The golden door


My parents came to the United States in 1946. They came with almost nothing, knowing almost no English, with no marketable skills and with what we today call post-traumatic stress disorder, which in fact they would never, ever shake. They had managed to survive the Holocaust, and, having survived that, found many people still were eager to kill them.  For refugees like them, the war did not end with any armistice.  They had to keep on escaping death, across many, shifting borders, many times – more times than I will ever know, really. In their wanderings, they were reduced at one point to eating roadside weeds and even grass.  For a time, they lived in a refugee camp, but the safety there was illusory. They slept rough and cold.  They eluded militias and vigilantes. They suspected everyone. They ran away from the places they had known, because the places they had known were lethal.   It took until 1946 – nearly a year from V-E Day – for them to find a way to be allowed into the US.

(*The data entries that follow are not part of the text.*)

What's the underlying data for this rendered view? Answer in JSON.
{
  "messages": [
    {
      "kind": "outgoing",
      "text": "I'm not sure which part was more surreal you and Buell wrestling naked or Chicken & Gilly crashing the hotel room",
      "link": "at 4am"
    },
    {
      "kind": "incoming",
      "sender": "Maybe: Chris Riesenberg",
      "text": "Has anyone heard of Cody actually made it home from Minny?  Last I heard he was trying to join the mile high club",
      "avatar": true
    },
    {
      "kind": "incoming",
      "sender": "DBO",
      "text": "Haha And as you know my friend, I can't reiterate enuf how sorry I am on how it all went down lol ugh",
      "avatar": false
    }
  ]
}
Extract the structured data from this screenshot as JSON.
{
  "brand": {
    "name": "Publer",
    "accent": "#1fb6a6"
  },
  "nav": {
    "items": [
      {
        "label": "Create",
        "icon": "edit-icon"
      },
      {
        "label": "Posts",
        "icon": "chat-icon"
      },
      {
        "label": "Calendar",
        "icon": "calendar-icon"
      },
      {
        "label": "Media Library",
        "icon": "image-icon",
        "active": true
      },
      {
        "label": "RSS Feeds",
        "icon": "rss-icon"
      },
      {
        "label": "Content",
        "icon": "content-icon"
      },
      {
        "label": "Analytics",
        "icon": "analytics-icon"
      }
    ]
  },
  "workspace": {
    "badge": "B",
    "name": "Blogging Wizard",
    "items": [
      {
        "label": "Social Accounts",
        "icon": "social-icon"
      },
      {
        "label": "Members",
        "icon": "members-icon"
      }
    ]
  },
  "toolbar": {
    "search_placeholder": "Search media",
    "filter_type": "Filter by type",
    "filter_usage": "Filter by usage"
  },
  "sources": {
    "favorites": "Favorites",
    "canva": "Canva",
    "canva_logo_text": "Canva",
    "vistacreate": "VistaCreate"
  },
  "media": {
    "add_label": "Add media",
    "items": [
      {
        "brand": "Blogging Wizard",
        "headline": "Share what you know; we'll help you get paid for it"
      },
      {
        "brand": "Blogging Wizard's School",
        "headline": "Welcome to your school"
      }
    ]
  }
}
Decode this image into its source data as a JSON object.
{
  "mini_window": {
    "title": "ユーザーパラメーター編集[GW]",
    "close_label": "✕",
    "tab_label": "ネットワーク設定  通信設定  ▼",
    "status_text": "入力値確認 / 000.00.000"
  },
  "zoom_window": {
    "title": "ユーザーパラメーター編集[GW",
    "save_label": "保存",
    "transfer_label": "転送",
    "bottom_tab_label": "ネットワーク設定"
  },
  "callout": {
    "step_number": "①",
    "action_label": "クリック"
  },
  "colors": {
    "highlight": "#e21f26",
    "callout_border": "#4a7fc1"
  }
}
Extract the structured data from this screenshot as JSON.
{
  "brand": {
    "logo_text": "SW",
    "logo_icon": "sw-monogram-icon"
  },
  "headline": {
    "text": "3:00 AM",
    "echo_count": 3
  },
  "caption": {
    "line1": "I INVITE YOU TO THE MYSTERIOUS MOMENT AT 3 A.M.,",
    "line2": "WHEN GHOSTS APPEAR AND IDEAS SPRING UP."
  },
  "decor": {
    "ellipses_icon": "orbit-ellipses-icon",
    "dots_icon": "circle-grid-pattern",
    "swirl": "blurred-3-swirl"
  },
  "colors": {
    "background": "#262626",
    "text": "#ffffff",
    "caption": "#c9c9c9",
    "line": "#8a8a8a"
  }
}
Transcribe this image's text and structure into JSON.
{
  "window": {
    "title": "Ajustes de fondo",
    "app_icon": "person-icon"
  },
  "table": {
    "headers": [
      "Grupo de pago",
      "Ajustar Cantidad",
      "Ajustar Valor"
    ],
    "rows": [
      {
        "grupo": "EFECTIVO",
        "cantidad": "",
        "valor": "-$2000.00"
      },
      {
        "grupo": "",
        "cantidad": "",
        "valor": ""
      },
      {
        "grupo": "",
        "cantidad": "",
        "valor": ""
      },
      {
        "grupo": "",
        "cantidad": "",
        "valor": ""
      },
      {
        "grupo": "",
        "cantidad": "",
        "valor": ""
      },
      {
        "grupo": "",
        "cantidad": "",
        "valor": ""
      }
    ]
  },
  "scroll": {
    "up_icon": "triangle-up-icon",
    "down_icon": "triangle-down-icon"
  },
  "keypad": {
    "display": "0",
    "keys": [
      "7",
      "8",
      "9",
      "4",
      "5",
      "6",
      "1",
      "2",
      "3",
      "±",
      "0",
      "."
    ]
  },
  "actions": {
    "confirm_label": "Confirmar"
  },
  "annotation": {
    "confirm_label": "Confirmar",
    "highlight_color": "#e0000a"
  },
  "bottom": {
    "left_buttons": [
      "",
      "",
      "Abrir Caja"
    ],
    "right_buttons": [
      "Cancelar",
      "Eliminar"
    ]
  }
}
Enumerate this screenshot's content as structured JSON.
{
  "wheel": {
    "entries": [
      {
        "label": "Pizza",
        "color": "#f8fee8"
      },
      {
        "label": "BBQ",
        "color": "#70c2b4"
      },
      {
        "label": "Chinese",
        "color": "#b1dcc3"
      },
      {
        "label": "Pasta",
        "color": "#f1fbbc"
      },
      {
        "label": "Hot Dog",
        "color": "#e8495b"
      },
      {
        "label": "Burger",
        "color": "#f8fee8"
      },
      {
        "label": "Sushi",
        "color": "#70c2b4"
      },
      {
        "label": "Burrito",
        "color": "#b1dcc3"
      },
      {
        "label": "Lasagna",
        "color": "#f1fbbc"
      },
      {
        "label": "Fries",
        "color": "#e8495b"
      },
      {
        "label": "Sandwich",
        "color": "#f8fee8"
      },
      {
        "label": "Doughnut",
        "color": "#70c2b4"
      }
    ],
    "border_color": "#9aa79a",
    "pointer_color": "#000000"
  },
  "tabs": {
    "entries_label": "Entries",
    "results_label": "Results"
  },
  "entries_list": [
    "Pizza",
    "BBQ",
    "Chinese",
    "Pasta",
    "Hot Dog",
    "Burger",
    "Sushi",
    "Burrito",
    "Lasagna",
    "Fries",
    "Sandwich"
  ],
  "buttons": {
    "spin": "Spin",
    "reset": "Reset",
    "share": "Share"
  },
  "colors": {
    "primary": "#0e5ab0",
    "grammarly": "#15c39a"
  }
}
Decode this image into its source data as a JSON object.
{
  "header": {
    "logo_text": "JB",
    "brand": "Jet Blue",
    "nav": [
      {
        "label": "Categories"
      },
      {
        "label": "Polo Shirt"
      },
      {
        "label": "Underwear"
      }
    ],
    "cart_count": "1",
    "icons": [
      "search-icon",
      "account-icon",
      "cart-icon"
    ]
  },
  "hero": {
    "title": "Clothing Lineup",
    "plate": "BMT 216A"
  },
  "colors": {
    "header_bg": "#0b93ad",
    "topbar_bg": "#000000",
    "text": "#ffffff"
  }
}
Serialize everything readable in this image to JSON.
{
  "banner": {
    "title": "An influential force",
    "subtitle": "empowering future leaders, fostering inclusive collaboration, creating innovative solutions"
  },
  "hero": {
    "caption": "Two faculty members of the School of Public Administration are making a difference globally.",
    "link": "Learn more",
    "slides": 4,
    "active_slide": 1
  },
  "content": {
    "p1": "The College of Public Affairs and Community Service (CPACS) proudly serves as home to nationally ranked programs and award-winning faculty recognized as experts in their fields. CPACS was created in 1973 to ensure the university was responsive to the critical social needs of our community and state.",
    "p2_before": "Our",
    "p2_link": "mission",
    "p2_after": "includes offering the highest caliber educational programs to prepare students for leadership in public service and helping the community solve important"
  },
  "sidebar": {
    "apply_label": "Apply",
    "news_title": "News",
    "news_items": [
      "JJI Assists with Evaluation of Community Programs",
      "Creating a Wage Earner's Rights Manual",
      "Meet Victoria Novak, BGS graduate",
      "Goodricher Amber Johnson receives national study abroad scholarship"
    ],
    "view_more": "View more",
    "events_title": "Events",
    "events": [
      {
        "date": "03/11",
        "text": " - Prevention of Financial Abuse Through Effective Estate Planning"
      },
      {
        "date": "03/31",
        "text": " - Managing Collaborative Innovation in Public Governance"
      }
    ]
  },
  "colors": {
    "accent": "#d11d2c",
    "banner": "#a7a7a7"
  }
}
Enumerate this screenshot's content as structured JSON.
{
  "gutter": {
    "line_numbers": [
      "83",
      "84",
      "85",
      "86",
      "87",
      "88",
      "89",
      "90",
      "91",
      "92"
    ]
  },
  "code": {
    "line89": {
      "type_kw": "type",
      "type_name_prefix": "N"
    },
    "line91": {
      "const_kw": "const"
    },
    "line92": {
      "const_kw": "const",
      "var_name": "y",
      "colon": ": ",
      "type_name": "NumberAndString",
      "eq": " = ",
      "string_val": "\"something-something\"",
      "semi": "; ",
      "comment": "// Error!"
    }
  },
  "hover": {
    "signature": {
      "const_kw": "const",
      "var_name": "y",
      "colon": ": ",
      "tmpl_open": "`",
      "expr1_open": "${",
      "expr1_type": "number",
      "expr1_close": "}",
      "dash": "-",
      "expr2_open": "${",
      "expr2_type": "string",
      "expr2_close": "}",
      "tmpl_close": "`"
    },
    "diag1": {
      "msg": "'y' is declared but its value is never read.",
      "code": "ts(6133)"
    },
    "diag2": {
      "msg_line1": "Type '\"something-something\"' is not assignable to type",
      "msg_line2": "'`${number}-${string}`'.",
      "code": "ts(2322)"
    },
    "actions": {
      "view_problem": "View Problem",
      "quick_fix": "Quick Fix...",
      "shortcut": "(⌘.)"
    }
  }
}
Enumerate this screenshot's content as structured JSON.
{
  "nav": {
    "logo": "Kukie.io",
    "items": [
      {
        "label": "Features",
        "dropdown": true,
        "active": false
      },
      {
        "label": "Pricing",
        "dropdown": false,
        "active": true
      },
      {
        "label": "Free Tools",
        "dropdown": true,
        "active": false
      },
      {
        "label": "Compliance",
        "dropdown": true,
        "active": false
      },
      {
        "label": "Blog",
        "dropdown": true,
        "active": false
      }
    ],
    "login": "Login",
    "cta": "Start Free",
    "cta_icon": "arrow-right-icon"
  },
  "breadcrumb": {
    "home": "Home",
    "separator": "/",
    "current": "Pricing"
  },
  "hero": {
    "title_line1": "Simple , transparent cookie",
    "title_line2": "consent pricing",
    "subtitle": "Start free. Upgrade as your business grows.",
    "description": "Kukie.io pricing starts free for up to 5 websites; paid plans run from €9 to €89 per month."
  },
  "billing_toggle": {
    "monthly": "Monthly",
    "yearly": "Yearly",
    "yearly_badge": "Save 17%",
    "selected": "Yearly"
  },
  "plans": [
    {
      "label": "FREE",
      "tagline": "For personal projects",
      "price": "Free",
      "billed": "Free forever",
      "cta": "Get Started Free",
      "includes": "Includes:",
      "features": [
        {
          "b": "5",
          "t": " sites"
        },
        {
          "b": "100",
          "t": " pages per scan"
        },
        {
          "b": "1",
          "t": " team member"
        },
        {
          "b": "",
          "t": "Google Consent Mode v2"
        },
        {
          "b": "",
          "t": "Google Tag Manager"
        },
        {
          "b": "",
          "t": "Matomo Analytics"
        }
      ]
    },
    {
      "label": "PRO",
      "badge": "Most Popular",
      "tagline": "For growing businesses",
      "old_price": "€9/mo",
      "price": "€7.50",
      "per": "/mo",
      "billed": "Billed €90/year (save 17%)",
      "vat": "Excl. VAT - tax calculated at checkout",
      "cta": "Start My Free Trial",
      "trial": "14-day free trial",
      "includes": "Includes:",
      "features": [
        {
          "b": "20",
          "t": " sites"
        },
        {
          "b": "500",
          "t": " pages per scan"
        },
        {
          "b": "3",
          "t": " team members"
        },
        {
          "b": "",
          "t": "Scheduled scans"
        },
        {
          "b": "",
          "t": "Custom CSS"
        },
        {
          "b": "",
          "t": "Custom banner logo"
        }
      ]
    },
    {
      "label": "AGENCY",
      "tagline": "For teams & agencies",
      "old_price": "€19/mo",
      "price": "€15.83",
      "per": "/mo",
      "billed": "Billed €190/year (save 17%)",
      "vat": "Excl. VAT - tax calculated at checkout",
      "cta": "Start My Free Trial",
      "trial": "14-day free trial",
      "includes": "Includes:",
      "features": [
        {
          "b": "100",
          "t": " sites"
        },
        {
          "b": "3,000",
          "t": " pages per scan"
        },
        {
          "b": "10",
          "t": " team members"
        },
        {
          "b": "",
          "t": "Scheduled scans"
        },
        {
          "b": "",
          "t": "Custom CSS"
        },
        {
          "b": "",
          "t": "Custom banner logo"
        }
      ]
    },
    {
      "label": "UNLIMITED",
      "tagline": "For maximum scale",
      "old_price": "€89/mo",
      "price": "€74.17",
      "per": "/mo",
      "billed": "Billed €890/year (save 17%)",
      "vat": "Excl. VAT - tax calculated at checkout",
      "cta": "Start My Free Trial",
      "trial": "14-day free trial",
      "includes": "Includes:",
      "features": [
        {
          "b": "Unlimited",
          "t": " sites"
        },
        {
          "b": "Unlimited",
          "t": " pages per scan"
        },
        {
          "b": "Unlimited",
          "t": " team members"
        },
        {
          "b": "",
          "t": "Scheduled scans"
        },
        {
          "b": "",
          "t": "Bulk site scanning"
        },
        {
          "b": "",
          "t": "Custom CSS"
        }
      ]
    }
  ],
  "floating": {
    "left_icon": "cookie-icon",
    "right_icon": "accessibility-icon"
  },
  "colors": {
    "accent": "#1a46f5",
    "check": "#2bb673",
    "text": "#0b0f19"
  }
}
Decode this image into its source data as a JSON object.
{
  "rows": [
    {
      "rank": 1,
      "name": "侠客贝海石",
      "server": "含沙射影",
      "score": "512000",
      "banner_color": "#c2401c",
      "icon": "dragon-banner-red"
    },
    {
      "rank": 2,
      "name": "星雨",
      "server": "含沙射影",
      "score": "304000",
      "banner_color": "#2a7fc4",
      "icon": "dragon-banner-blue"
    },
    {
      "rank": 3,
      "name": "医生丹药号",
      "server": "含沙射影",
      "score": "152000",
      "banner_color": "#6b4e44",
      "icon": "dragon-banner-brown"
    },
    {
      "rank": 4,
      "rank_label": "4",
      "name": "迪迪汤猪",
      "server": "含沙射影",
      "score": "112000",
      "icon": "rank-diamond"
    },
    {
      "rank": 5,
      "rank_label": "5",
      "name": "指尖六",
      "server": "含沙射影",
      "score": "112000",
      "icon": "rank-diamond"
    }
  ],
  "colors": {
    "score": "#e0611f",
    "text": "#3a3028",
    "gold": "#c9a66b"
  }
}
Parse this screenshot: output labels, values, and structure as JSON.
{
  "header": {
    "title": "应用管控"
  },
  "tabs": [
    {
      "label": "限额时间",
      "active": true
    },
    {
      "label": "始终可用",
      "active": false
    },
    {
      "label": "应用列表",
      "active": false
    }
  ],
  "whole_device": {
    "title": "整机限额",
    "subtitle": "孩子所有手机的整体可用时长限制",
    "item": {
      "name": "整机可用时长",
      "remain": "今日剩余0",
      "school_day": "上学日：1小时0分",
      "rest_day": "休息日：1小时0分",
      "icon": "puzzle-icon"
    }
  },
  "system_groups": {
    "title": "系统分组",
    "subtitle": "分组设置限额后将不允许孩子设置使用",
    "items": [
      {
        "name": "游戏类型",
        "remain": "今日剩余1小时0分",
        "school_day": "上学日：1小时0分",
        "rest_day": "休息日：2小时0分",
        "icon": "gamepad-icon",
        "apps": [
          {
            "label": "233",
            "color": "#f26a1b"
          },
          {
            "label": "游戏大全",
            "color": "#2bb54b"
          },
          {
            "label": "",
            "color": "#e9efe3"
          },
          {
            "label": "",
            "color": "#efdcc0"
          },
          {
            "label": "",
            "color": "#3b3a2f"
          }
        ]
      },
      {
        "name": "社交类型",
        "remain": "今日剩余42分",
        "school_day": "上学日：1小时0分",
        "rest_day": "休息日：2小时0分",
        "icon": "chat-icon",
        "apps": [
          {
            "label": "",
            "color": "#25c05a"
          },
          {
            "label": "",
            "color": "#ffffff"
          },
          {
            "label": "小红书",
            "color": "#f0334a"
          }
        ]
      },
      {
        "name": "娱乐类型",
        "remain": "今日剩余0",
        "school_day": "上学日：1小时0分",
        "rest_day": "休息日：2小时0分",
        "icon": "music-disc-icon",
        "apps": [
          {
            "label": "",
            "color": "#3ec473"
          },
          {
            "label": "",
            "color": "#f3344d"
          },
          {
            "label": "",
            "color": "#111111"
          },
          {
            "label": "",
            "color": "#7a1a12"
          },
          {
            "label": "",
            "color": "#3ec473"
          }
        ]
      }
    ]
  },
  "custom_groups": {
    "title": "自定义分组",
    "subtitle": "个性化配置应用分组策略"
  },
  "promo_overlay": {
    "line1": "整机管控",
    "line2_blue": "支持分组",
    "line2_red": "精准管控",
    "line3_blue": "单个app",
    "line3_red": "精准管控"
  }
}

I am safe today, with a family, a wonderful marriage, a satisfying, ever-blossoming, productive life, because they found a way in. The golden door was thrown open, and they, along with many thousands of others, gratefully rushed in. And then, to the end of their days, they were Americans. Just like that, they were us.